Wow. Can you imagine knowing that you’ve done the best in making all the right choices? I know for a fact that if God came down right now to take my life, my brain would react the same as when you have an unexpected house guest. My brain would be on high alert, throwing things in the closet, shoving things into cabinets and yelling, “Just one second” through the door. I knew I should’ve gone to Mass every Sunday. I haven’t gone to confession in years. I should’ve taught my boyfriend how to love Jesus. I shouldn’t have let them bully that kid back in 5th grade. Quite frankly, I’d be slightly terrified that I wouldn’t make it to heaven.
Today’s second reading reminds us that we will all one day, “appear before the judgement seat of Christ” and be judged for each act, good or evil. Now, I’m not saying that I believe I would go to hell, and I’m not saying that my friend’s mom has no regrets. What I’m trying to say is that she consciously lives a faithful life, everyday. It’s not just Sundays and it’s not just when it was convenient for her.
Write down the things you would regret if you died right now. Now, many of these post-mortem regrets are things you can change now. You can’t change the past, but you CAN change your future. I haven’t gone to Mass every Sunday, but I can from now on. It really had been 6 years since I’d gone to confession, but I finally felt the healing graces of the sacrament this past weekend. I should be sharing my love of Christ with my boyfriend, so I will begin talking freely about my joy and love for God. I should be standing up for what I believe in, so next time I will borrow Christ’s courage and say something.

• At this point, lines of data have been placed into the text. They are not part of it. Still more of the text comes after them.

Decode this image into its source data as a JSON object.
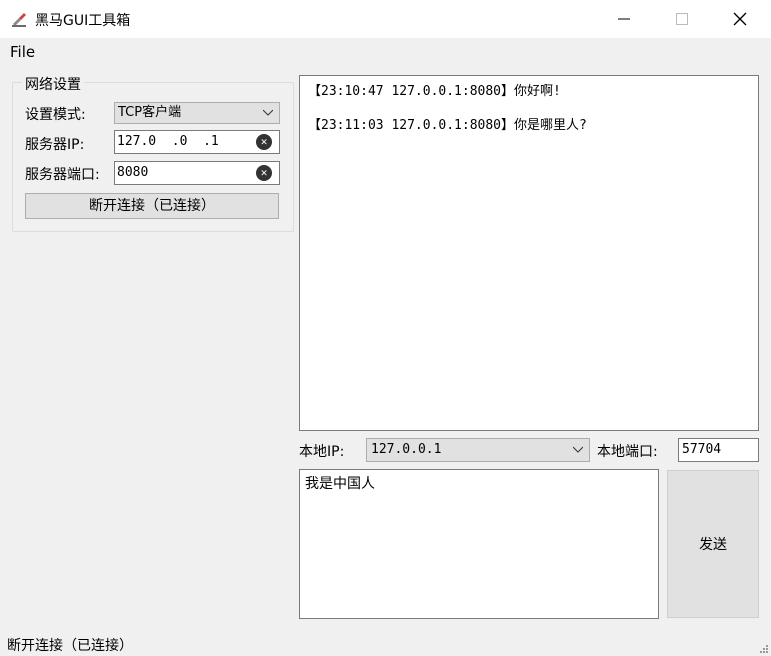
{
  "window": {
    "title": "黑马GUI工具箱",
    "controls": {
      "minimize": "minimize-icon",
      "maximize": "maximize-icon",
      "close": "close-icon"
    }
  },
  "menu": {
    "file": "File"
  },
  "network": {
    "group_title": "网络设置",
    "mode_label": "设置模式:",
    "mode_value": "TCP客户端",
    "ip_label": "服务器IP:",
    "ip_value": "127.0  .0  .1",
    "port_label": "服务器端口:",
    "port_value": "8080",
    "connect_button": "断开连接（已连接）"
  },
  "receive": {
    "messages": [
      "【23:10:47 127.0.0.1:8080】你好啊!",
      "【23:11:03 127.0.0.1:8080】你是哪里人?"
    ]
  },
  "local": {
    "ip_label": "本地IP:",
    "ip_value": "127.0.0.1",
    "port_label": "本地端口:",
    "port_value": "57704"
  },
  "send": {
    "text": "我是中国人",
    "button": "发送"
  },
  "status_bar": {
    "text": "断开连接（已连接）"
  },
  "colors": {
    "window_bg": "#f0f0f0",
    "button_bg": "#e1e1e1",
    "field_border": "#7a7a7a"
  }
}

Today’s Gospel is all about Jesus explaining the kingdom of God with a parable. The man scatters his seeds and they sprout and grow, even though “he knows not how.” I doubt that Mandy knows that my mother has often said, “I only wish I could be as holy as Mandy,” because that’s the kind of inspiration that you feel from her. I am not sure if she knows that people see her kindness, her selfless love, her compassion, her family’s love of Christ, her happiness and are inspired. Yet there are countless people, myself included, that are touched by her actions.
We should live our lives in the same way so that our faith inspires others to live faithfully as we do. We should live out our faith in a way that inspires people to show their kindness, their selfless love, their compassion, and their love of Christ in everything we do. In fact, I think Diocesan’s motto defines exactly how we should live: Catholic Life Every Day.

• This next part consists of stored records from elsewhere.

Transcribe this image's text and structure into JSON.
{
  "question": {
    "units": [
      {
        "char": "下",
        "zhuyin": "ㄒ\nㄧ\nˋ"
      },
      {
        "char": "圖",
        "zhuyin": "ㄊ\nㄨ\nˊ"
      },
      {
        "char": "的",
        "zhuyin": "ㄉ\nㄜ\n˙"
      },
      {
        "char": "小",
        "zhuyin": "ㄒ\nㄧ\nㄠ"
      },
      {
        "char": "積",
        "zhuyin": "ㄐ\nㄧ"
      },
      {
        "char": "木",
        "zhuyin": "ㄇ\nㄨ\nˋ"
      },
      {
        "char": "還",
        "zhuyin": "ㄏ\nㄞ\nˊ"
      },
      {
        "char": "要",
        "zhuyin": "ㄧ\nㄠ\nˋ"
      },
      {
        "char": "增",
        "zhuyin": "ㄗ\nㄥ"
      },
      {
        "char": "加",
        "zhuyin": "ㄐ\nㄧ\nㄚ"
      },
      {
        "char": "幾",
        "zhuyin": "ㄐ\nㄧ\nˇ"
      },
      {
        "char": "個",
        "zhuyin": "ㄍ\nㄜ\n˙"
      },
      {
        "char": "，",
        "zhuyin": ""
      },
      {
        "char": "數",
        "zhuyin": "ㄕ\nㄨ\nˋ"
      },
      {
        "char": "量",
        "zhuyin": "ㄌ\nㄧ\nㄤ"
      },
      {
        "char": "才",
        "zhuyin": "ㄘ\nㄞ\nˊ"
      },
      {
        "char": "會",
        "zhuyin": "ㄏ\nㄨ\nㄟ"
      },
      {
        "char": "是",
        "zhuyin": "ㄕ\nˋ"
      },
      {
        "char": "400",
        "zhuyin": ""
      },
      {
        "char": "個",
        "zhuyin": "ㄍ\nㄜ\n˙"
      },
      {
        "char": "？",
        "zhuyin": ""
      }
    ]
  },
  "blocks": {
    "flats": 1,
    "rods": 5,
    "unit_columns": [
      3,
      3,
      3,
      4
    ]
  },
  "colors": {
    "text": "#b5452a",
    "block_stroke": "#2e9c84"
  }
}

(Some names and identifying details have been changed to protect the privacy of individuals.)
Veronica Alvarado is a born and raised Texan currently living in Michigan. Since graduating from Texas A&M University, Veronica has published various articles in the Catholic Diocese of Austin’s official newspaper, the Catholic Spirit, and other local publications. She now works as the Content Specialist in Diocesan’s Web Department.